Better policing to stop the spread of HIV

We've recently published two editions of a film about a surprising approach to HIV prevention that relies on the unlikely bond between police officers and marginalized communities. Watch and share To Protect and Serve, a short film focusing on police training programs in Kenya and Kyrgyzstan, below. Also check out a Kenya specific cut of the film From Enemies to Allies on MSNBC.com

In Kisumu, Kenya’s third largest city, police abuse of sex workers was rampant. Extortion, physical and psychological abuse were commonplace, and sex workers’ rights were violated. This resulted in sex workers not receiving essential health services and police officers contributing to the spread of HIV.
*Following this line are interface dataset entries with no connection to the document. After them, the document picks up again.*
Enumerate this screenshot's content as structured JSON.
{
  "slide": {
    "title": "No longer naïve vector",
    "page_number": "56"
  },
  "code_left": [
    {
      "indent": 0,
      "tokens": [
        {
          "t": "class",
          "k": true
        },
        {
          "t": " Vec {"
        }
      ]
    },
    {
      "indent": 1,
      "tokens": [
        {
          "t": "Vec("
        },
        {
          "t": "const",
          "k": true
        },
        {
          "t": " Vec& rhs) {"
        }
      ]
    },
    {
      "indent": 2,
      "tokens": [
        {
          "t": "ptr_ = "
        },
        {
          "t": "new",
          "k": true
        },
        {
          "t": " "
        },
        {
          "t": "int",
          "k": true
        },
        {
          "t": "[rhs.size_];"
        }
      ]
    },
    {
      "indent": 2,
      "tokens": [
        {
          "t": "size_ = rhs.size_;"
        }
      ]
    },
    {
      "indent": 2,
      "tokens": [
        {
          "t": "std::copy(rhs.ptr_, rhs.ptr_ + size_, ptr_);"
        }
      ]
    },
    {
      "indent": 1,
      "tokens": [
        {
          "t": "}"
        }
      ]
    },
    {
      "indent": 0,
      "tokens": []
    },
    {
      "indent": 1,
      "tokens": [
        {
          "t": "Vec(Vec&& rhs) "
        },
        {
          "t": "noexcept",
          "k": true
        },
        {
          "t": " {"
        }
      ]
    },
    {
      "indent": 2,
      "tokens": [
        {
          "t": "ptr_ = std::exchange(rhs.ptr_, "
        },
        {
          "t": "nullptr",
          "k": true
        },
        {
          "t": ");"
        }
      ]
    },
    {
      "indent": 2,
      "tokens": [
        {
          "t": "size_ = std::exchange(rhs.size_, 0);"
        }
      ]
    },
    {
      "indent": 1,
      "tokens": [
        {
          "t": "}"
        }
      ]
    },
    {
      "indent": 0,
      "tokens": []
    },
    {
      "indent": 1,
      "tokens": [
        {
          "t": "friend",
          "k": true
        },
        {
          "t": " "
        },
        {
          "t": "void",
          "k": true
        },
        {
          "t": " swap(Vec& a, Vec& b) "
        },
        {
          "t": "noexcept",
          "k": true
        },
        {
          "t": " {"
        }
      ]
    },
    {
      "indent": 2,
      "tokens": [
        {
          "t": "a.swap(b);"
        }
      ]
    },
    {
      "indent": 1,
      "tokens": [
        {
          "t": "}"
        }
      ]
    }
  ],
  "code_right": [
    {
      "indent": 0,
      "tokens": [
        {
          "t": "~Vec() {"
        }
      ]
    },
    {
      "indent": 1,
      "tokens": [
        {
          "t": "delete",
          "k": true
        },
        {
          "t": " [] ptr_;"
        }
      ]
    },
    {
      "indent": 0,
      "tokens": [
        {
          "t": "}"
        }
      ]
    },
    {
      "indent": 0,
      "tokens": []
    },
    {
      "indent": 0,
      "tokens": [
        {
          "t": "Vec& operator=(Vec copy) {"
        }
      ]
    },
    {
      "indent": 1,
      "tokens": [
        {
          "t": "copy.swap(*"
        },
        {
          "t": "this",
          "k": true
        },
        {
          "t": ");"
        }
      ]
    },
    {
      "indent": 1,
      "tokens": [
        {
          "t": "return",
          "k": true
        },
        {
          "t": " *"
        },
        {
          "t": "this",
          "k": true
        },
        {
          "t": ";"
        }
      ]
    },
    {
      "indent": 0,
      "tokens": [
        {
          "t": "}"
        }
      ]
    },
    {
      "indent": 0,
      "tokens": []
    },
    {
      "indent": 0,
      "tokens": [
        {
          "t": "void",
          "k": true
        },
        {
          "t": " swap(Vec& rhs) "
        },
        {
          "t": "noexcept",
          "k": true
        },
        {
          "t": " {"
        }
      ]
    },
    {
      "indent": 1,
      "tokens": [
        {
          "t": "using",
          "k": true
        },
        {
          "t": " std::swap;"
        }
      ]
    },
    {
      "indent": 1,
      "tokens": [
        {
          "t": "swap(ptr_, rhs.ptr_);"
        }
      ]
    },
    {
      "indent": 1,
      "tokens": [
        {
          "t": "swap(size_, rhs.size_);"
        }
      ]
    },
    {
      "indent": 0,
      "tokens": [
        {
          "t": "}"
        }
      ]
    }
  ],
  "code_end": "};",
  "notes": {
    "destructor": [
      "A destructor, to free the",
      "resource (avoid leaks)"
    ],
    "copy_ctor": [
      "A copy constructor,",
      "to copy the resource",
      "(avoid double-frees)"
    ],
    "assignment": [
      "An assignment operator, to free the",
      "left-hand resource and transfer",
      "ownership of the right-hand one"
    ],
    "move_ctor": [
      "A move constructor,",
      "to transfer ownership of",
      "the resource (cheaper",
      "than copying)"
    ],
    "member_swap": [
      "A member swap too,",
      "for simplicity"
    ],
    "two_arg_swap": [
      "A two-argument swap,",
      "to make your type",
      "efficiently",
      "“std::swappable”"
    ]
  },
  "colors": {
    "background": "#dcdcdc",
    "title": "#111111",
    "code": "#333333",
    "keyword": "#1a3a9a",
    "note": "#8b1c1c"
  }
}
Through a novel approach, a local NGO called Keeping Alive Societies’ Hope (KASH) has fought to reverse that trend by building better relationships between these former adversaries. By offering training programs, HIV testing in the red light district, and even volleyball games, KASH hopes that it’s approach will prove more effective than promoting condom use.

In Kyrgyzstan, the police academy has included courses for more than 800 officers on harm reduction, sex work, and HIV prevention. Speakers at these trainings include health experts, sex workers, and people who use drugs. Instead of locking people up, police officers now refer people to drop-in centers or treatment clinics, or they help to facilitate the delivery of methadone to those in police custody.

A report presented by the Open Society Foundations at the 20th International AIDS Conference last week says police departments around the world—from Kenya to Kyrgyzstan—are implementing similar lifesaving programs.

Perhaps this new model will provide a road map for the rest of the world in combatting HIV.